## What to produce
Would you set down the data that follows, word for word, without any pictures?

::: Input for this task :::

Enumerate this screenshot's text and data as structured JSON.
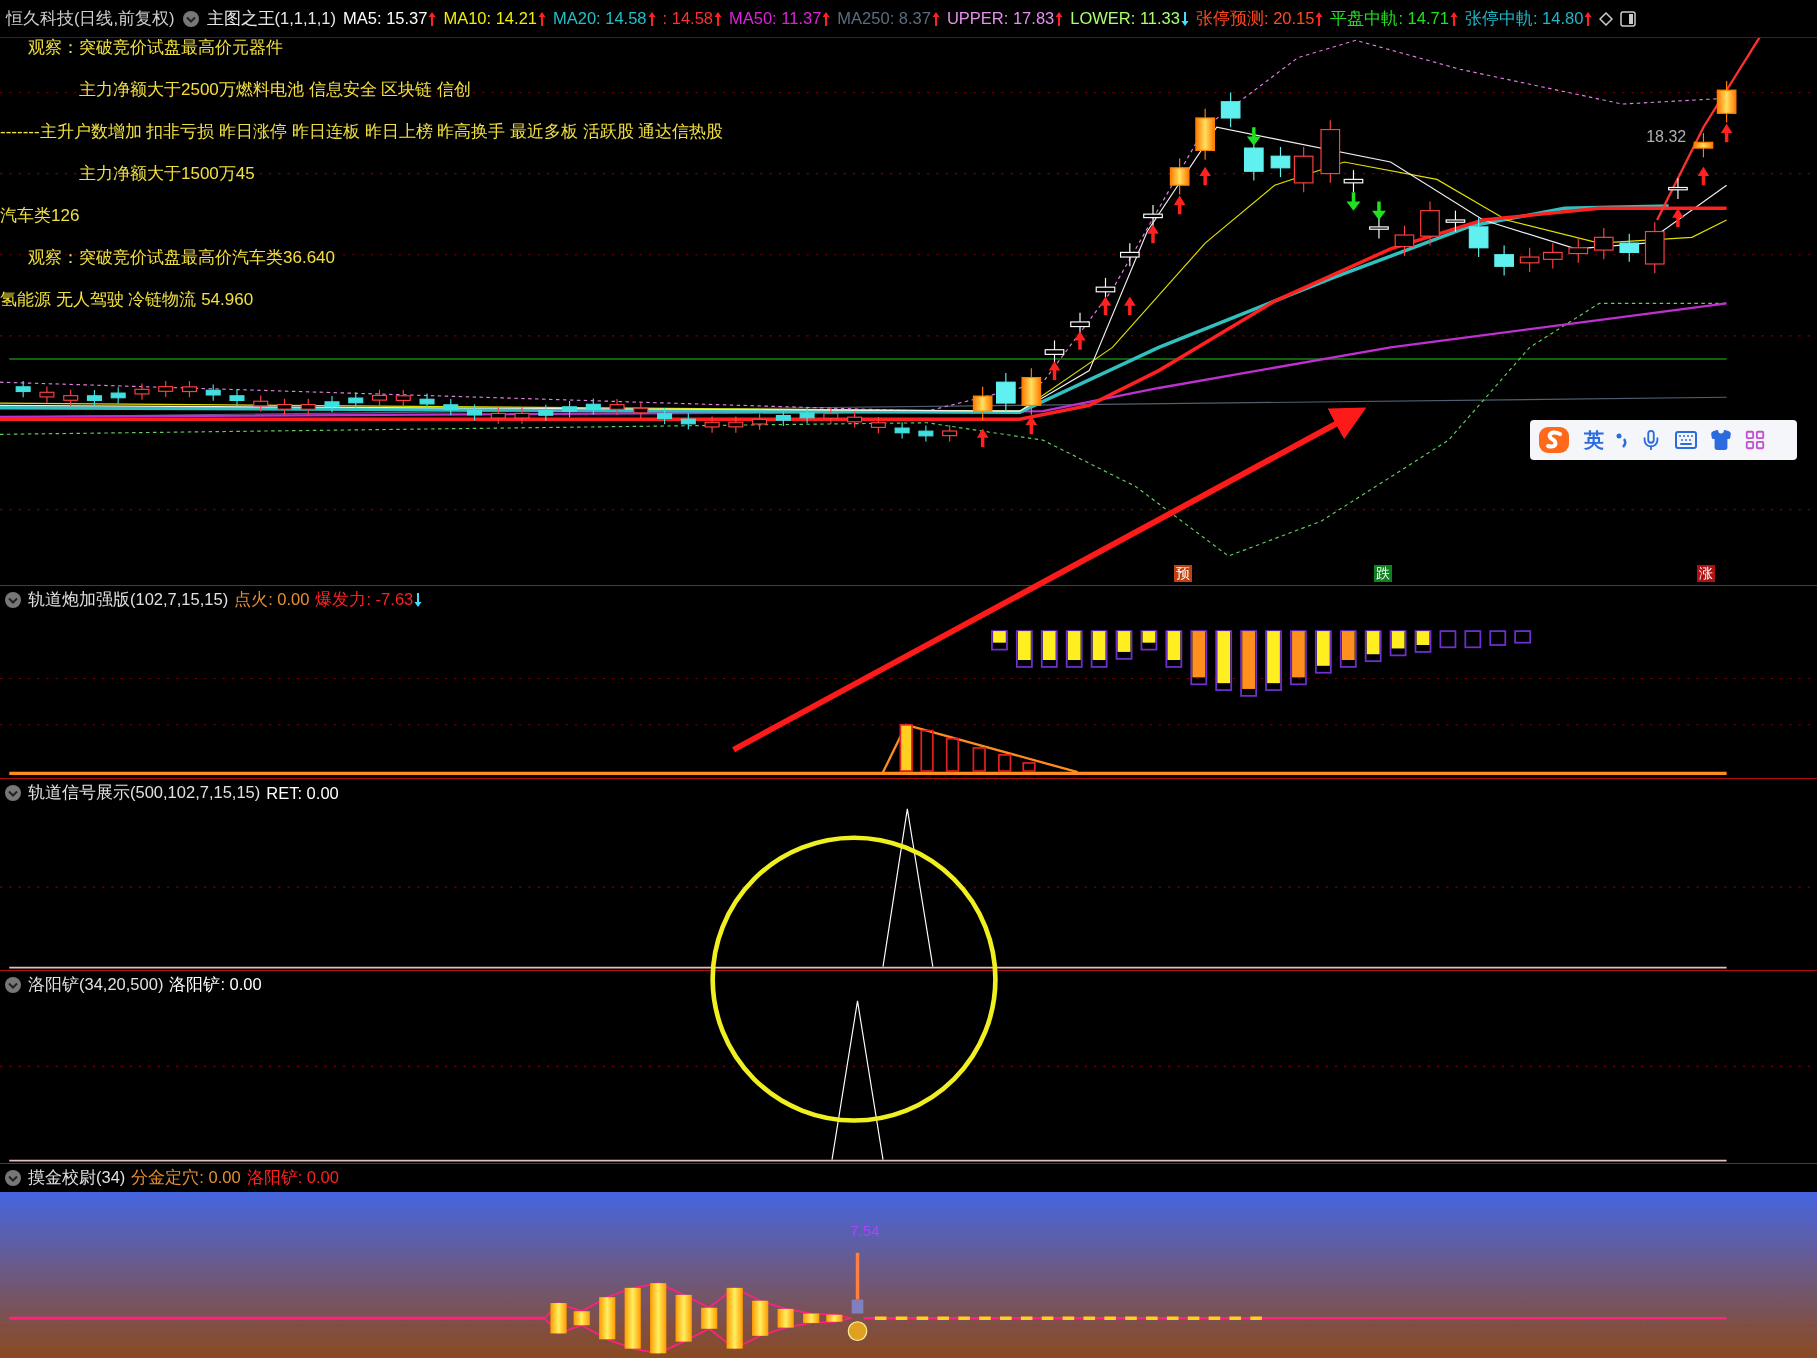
{
  "header": {
    "title": "恒久科技(日线,前复权)",
    "indicator": "主图之王(1,1,1,1)",
    "items": [
      {
        "text": "MA5: 15.37",
        "color": "#ffffff",
        "rising": true
      },
      {
        "text": "MA10: 14.21",
        "color": "#f0f000",
        "rising": true
      },
      {
        "text": "MA20: 14.58",
        "color": "#20c0c8",
        "rising": true
      },
      {
        "text": ": 14.58",
        "color": "#ff3030",
        "rising": true
      },
      {
        "text": "MA50: 11.37",
        "color": "#e020e0",
        "rising": true
      },
      {
        "text": "MA250: 8.37",
        "color": "#5a6e80",
        "rising": true
      },
      {
        "text": "UPPER: 17.83",
        "color": "#e890f0",
        "rising": true
      },
      {
        "text": "LOWER: 11.33",
        "color": "#a8ff70",
        "rising": false
      },
      {
        "text": "张停预测: 20.15",
        "color": "#ff4a20",
        "rising": true
      },
      {
        "text": "平盘中軌: 14.71",
        "color": "#20e020",
        "rising": true
      },
      {
        "text": "张停中軌: 14.80",
        "color": "#20b8c8",
        "rising": true
      }
    ]
  },
  "main_chart": {
    "notes": [
      {
        "kind": "observe",
        "text": "观察：突破竞价试盘最高价元器件"
      },
      {
        "kind": "net",
        "text": "主力净额大于2500万燃料电池 信息安全 区块链 信创"
      },
      {
        "kind": "plain",
        "text": "-------主升户数增加 扣非亏损 昨日涨停 昨日连板 昨日上榜 昨高换手 最近多板 活跃股 通达信热股"
      },
      {
        "kind": "net",
        "text": "主力净额大于1500万45"
      },
      {
        "kind": "plain",
        "text": "汽车类126"
      },
      {
        "kind": "observe",
        "text": "观察：突破竞价试盘最高价汽车类36.640"
      },
      {
        "kind": "plain",
        "text": "氢能源 无人驾驶 冷链物流 54.960"
      }
    ],
    "price_label": "18.32",
    "signals": [
      {
        "text": "预",
        "color": "#c04010"
      },
      {
        "text": "跌",
        "color": "#108020"
      },
      {
        "text": "涨",
        "color": "#b01010"
      }
    ]
  },
  "ime_toolbar": {
    "mode": "英"
  },
  "panels": [
    {
      "kind": "railgun",
      "name": "轨道炮加强版(102,7,15,15)",
      "values": [
        {
          "text": "点火: 0.00",
          "color": "#e89030"
        },
        {
          "text": "爆发力: -7.63",
          "color": "#ff2020",
          "rising": false
        }
      ]
    },
    {
      "kind": "signal",
      "name": "轨道信号展示(500,102,7,15,15)",
      "values": [
        {
          "text": "RET: 0.00",
          "color": "#ffffff"
        }
      ]
    },
    {
      "kind": "shovel",
      "name": "洛阳铲(34,20,500)",
      "values": [
        {
          "text": "洛阳铲: 0.00",
          "color": "#ffffff"
        }
      ]
    },
    {
      "kind": "gold",
      "name": "摸金校尉(34)",
      "values": [
        {
          "text": "分金定穴: 0.00",
          "color": "#e89030"
        },
        {
          "text": "洛阳铲: 0.00",
          "color": "#ff2020"
        }
      ],
      "peak_label": "7.54"
    }
  ]
}
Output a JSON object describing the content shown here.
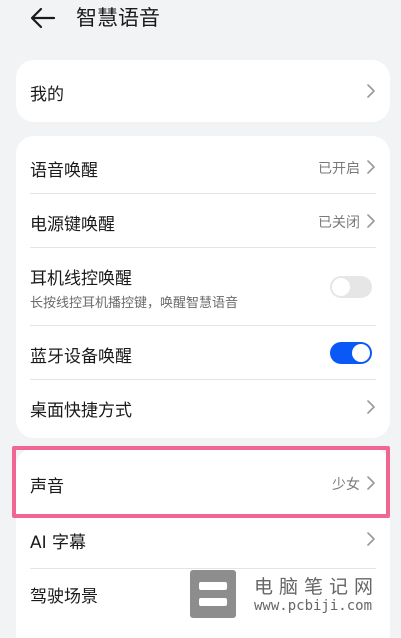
{
  "header": {
    "title": "智慧语音",
    "back_icon": "arrow-left-icon"
  },
  "card1": {
    "items": [
      {
        "label": "我的"
      }
    ]
  },
  "card2": {
    "items": [
      {
        "label": "语音唤醒",
        "value": "已开启"
      },
      {
        "label": "电源键唤醒",
        "value": "已关闭"
      },
      {
        "label": "耳机线控唤醒",
        "sublabel": "长按线控耳机播控键，唤醒智慧语音",
        "toggle": false
      },
      {
        "label": "蓝牙设备唤醒",
        "toggle": true
      },
      {
        "label": "桌面快捷方式"
      }
    ]
  },
  "card3": {
    "items": [
      {
        "label": "声音",
        "value": "少女"
      },
      {
        "label": "AI 字幕"
      },
      {
        "label": "驾驶场景"
      }
    ]
  },
  "colors": {
    "accent": "#0a59f7",
    "highlight": "#f06592"
  },
  "watermark": {
    "text": "电脑笔记网",
    "url": "www.pcbiji.com"
  }
}
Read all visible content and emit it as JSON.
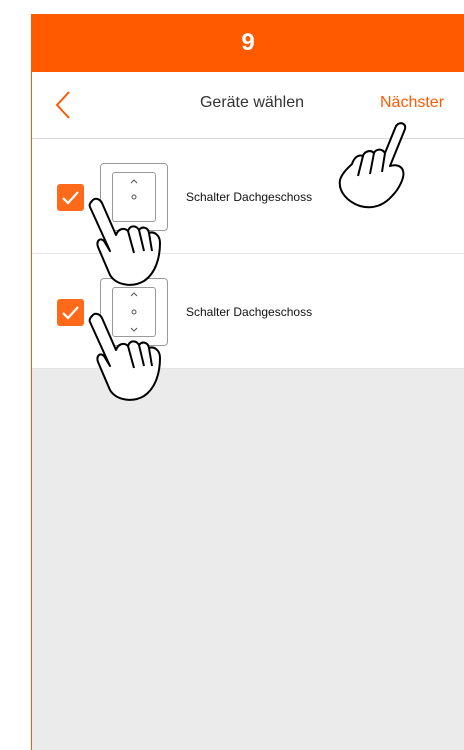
{
  "step": {
    "number": "9"
  },
  "header": {
    "back_icon": "chevron-left-icon",
    "title": "Geräte wählen",
    "next_label": "Nächster"
  },
  "devices": [
    {
      "label": "Schalter Dachgeschoss",
      "checked": true,
      "icon": "wall-switch-icon"
    },
    {
      "label": "Schalter Dachgeschoss",
      "checked": true,
      "icon": "wall-switch-icon"
    }
  ],
  "colors": {
    "accent": "#ff5a00",
    "background_empty": "#ebebeb"
  }
}
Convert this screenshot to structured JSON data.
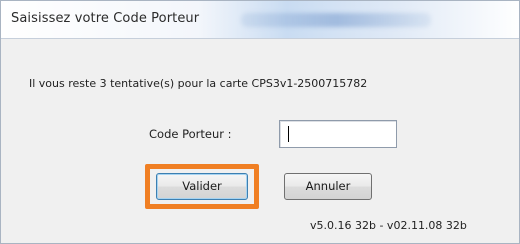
{
  "dialog": {
    "title": "Saisissez votre Code Porteur",
    "message": "Il vous reste 3 tentative(s) pour la carte CPS3v1-2500715782",
    "code_label": "Code Porteur :",
    "code_value": "",
    "buttons": {
      "valider": "Valider",
      "annuler": "Annuler"
    },
    "version": "v5.0.16 32b - v02.11.08 32b"
  },
  "colors": {
    "highlight": "#f07f23",
    "background": "#f0f0f0"
  }
}
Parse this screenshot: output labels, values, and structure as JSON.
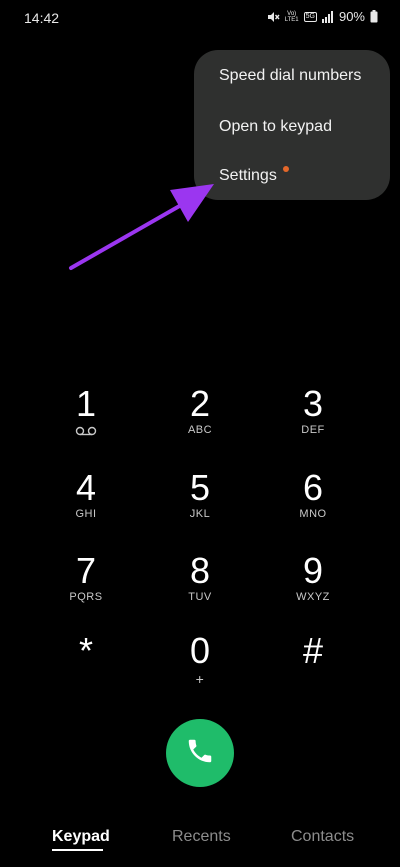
{
  "status": {
    "time": "14:42",
    "volte_top": "Vo)",
    "volte_bottom": "LTE1",
    "network": "5G",
    "battery": "90%"
  },
  "menu": {
    "items": [
      {
        "label": "Speed dial numbers"
      },
      {
        "label": "Open to keypad"
      },
      {
        "label": "Settings"
      }
    ],
    "dot_color": "#e4672a"
  },
  "annotation": {
    "arrow_color": "#9b36f0"
  },
  "keypad": {
    "keys": [
      {
        "digit": "1",
        "letters": ""
      },
      {
        "digit": "2",
        "letters": "ABC"
      },
      {
        "digit": "3",
        "letters": "DEF"
      },
      {
        "digit": "4",
        "letters": "GHI"
      },
      {
        "digit": "5",
        "letters": "JKL"
      },
      {
        "digit": "6",
        "letters": "MNO"
      },
      {
        "digit": "7",
        "letters": "PQRS"
      },
      {
        "digit": "8",
        "letters": "TUV"
      },
      {
        "digit": "9",
        "letters": "WXYZ"
      },
      {
        "digit": "*",
        "letters": ""
      },
      {
        "digit": "0",
        "letters": "+"
      },
      {
        "digit": "#",
        "letters": ""
      }
    ]
  },
  "call_button": {
    "icon": "phone-icon",
    "color": "#1fbc6a"
  },
  "tabs": [
    {
      "label": "Keypad",
      "active": true
    },
    {
      "label": "Recents",
      "active": false
    },
    {
      "label": "Contacts",
      "active": false
    }
  ]
}
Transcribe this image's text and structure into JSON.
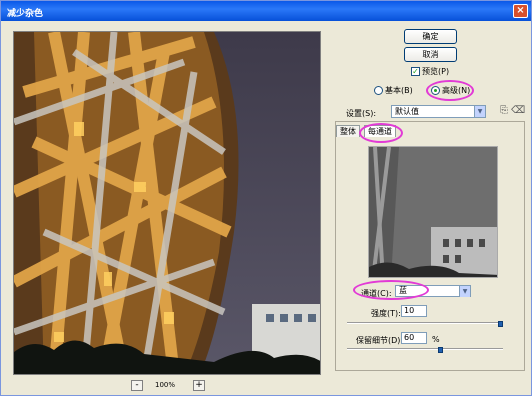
{
  "window": {
    "title": "减少杂色"
  },
  "preview": {
    "zoom": "100%",
    "zoom_out": "-",
    "zoom_in": "+"
  },
  "buttons": {
    "ok": "确定",
    "cancel": "取消"
  },
  "preview_check": {
    "label": "预览(P)",
    "checked": true
  },
  "mode": {
    "basic": "基本(B)",
    "advanced": "高级(N)",
    "selected": "advanced"
  },
  "settings": {
    "label": "设置(S):",
    "value": "默认值"
  },
  "tabs": [
    {
      "label": "整体"
    },
    {
      "label": "每通道"
    }
  ],
  "channel": {
    "label": "通道(C):",
    "value": "蓝"
  },
  "strength": {
    "label": "强度(T):",
    "value": "10",
    "level": 1.0
  },
  "preserve": {
    "label": "保留细节(D):",
    "value": "60",
    "unit": "%",
    "level": 0.6
  },
  "colors": {
    "highlight": "#e23ad6",
    "titlebar": "#0a58e8"
  }
}
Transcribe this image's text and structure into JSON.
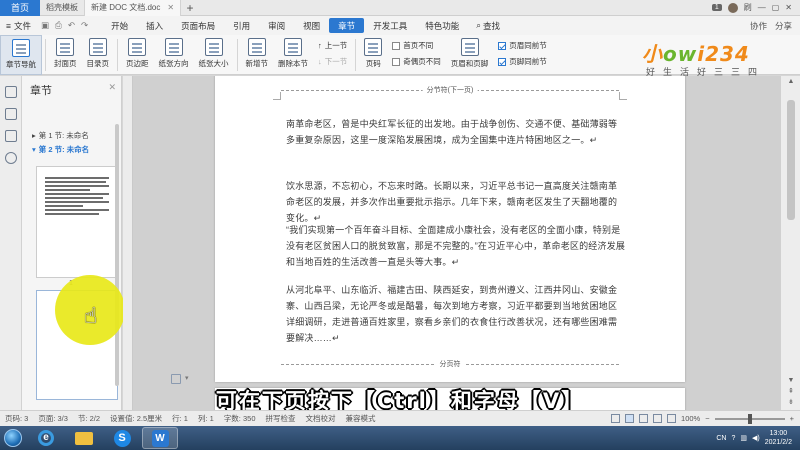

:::

## Exercise output
Enumerate this screenshot's text and data as structured JSON.
{
  "header": {
    "title": "恒久科技(日线,前复权)",
    "indicator": "主图之王(1,1,1,1)",
    "items": [
      {
        "text": "MA5: 15.37",
        "color": "#ffffff",
        "rising": true
      },
      {
        "text": "MA10: 14.21",
        "color": "#f0f000",
        "rising": true
      },
      {
        "text": "MA20: 14.58",
        "color": "#20c0c8",
        "rising": true
      },
      {
        "text": ": 14.58",
        "color": "#ff3030",
        "rising": true
      },
      {
        "text": "MA50: 11.37",
        "color": "#e020e0",
        "rising": true
      },
      {
        "text": "MA250: 8.37",
        "color": "#5a6e80",
        "rising": true
      },
      {
        "text": "UPPER: 17.83",
        "color": "#e890f0",
        "rising": true
      },
      {
        "text": "LOWER: 11.33",
        "color": "#a8ff70",
        "rising": false
      },
      {
        "text": "张停预测: 20.15",
        "color": "#ff4a20",
        "rising": true
      },
      {
        "text": "平盘中軌: 14.71",
        "color": "#20e020",
        "rising": true
      },
      {
        "text": "张停中軌: 14.80",
        "color": "#20b8c8",
        "rising": true
      }
    ]
  },
  "main_chart": {
    "notes": [
      {
        "kind": "observe",
        "text": "观察：突破竞价试盘最高价元器件"
      },
      {
        "kind": "net",
        "text": "主力净额大于2500万燃料电池 信息安全 区块链 信创"
      },
      {
        "kind": "plain",
        "text": "-------主升户数增加 扣非亏损 昨日涨停 昨日连板 昨日上榜 昨高换手 最近多板 活跃股 通达信热股"
      },
      {
        "kind": "net",
        "text": "主力净额大于1500万45"
      },
      {
        "kind": "plain",
        "text": "汽车类126"
      },
      {
        "kind": "observe",
        "text": "观察：突破竞价试盘最高价汽车类36.640"
      },
      {
        "kind": "plain",
        "text": "氢能源 无人驾驶 冷链物流 54.960"
      }
    ],
    "price_label": "18.32",
    "signals": [
      {
        "text": "预",
        "color": "#c04010"
      },
      {
        "text": "跌",
        "color": "#108020"
      },
      {
        "text": "涨",
        "color": "#b01010"
      }
    ]
  },
  "ime_toolbar": {
    "mode": "英"
  },
  "panels": [
    {
      "kind": "railgun",
      "name": "轨道炮加强版(102,7,15,15)",
      "values": [
        {
          "text": "点火: 0.00",
          "color": "#e89030"
        },
        {
          "text": "爆发力: -7.63",
          "color": "#ff2020",
          "rising": false
        }
      ]
    },
    {
      "kind": "signal",
      "name": "轨道信号展示(500,102,7,15,15)",
      "values": [
        {
          "text": "RET: 0.00",
          "color": "#ffffff"
        }
      ]
    },
    {
      "kind": "shovel",
      "name": "洛阳铲(34,20,500)",
      "values": [
        {
          "text": "洛阳铲: 0.00",
          "color": "#ffffff"
        }
      ]
    },
    {
      "kind": "gold",
      "name": "摸金校尉(34)",
      "values": [
        {
          "text": "分金定穴: 0.00",
          "color": "#e89030"
        },
        {
          "text": "洛阳铲: 0.00",
          "color": "#ff2020"
        }
      ],
      "peak_label": "7.54"
    }
  ]
}
Output a JSON object describing the content shown here.
{
  "header": {
    "title": "智慧语音",
    "back_icon": "arrow-left-icon"
  },
  "card1": {
    "items": [
      {
        "label": "我的"
      }
    ]
  },
  "card2": {
    "items": [
      {
        "label": "语音唤醒",
        "value": "已开启"
      },
      {
        "label": "电源键唤醒",
        "value": "已关闭"
      },
      {
        "label": "耳机线控唤醒",
        "sublabel": "长按线控耳机播控键，唤醒智慧语音",
        "toggle": false
      },
      {
        "label": "蓝牙设备唤醒",
        "toggle": true
      },
      {
        "label": "桌面快捷方式"
      }
    ]
  },
  "card3": {
    "items": [
      {
        "label": "声音",
        "value": "少女"
      },
      {
        "label": "AI 字幕"
      },
      {
        "label": "驾驶场景"
      }
    ]
  },
  "colors": {
    "accent": "#0a59f7",
    "highlight": "#f06592"
  },
  "watermark": {
    "text": "电脑笔记网",
    "url": "www.pcbiji.com"
  }
}
Read all visible content and emit it as JSON.
{
  "step": {
    "number": "9"
  },
  "header": {
    "back_icon": "chevron-left-icon",
    "title": "Geräte wählen",
    "next_label": "Nächster"
  },
  "devices": [
    {
      "label": "Schalter Dachgeschoss",
      "checked": true,
      "icon": "wall-switch-icon"
    },
    {
      "label": "Schalter Dachgeschoss",
      "checked": true,
      "icon": "wall-switch-icon"
    }
  ],
  "colors": {
    "accent": "#ff5a00",
    "background_empty": "#ebebeb"
  }
}
Convert this screenshot to structured JSON data.
{
  "dialog": {
    "title": "Saisissez votre Code Porteur",
    "message": "Il vous reste 3 tentative(s) pour la carte CPS3v1-2500715782",
    "code_label": "Code Porteur :",
    "code_value": "",
    "buttons": {
      "valider": "Valider",
      "annuler": "Annuler"
    },
    "version": "v5.0.16 32b - v02.11.08 32b"
  },
  "colors": {
    "highlight": "#f07f23",
    "background": "#f0f0f0"
  }
}
Parse this screenshot: output labels, values, and structure as JSON.
{
  "status": {
    "time": "14:42",
    "volte_top": "Vo)",
    "volte_bottom": "LTE1",
    "network": "5G",
    "battery": "90%"
  },
  "menu": {
    "items": [
      {
        "label": "Speed dial numbers"
      },
      {
        "label": "Open to keypad"
      },
      {
        "label": "Settings"
      }
    ],
    "dot_color": "#e4672a"
  },
  "annotation": {
    "arrow_color": "#9b36f0"
  },
  "keypad": {
    "keys": [
      {
        "digit": "1",
        "letters": ""
      },
      {
        "digit": "2",
        "letters": "ABC"
      },
      {
        "digit": "3",
        "letters": "DEF"
      },
      {
        "digit": "4",
        "letters": "GHI"
      },
      {
        "digit": "5",
        "letters": "JKL"
      },
      {
        "digit": "6",
        "letters": "MNO"
      },
      {
        "digit": "7",
        "letters": "PQRS"
      },
      {
        "digit": "8",
        "letters": "TUV"
      },
      {
        "digit": "9",
        "letters": "WXYZ"
      },
      {
        "digit": "*",
        "letters": ""
      },
      {
        "digit": "0",
        "letters": "+"
      },
      {
        "digit": "#",
        "letters": ""
      }
    ]
  },
  "call_button": {
    "icon": "phone-icon",
    "color": "#1fbc6a"
  },
  "tabs": [
    {
      "label": "Keypad",
      "active": true
    },
    {
      "label": "Recents",
      "active": false
    },
    {
      "label": "Contacts",
      "active": false
    }
  ]
}
Transcribe this image's text and structure into JSON.
{
  "window": {
    "title": "减少杂色"
  },
  "preview": {
    "zoom": "100%",
    "zoom_out": "-",
    "zoom_in": "+"
  },
  "buttons": {
    "ok": "确定",
    "cancel": "取消"
  },
  "preview_check": {
    "label": "预览(P)",
    "checked": true
  },
  "mode": {
    "basic": "基本(B)",
    "advanced": "高级(N)",
    "selected": "advanced"
  },
  "settings": {
    "label": "设置(S):",
    "value": "默认值"
  },
  "tabs": [
    {
      "label": "整体"
    },
    {
      "label": "每通道"
    }
  ],
  "channel": {
    "label": "通道(C):",
    "value": "蓝"
  },
  "strength": {
    "label": "强度(T):",
    "value": "10",
    "level": 1.0
  },
  "preserve": {
    "label": "保留细节(D):",
    "value": "60",
    "unit": "%",
    "level": 0.6
  },
  "colors": {
    "highlight": "#e23ad6",
    "titlebar": "#0a58e8"
  }
}
Transcribe this image's text and structure into JSON.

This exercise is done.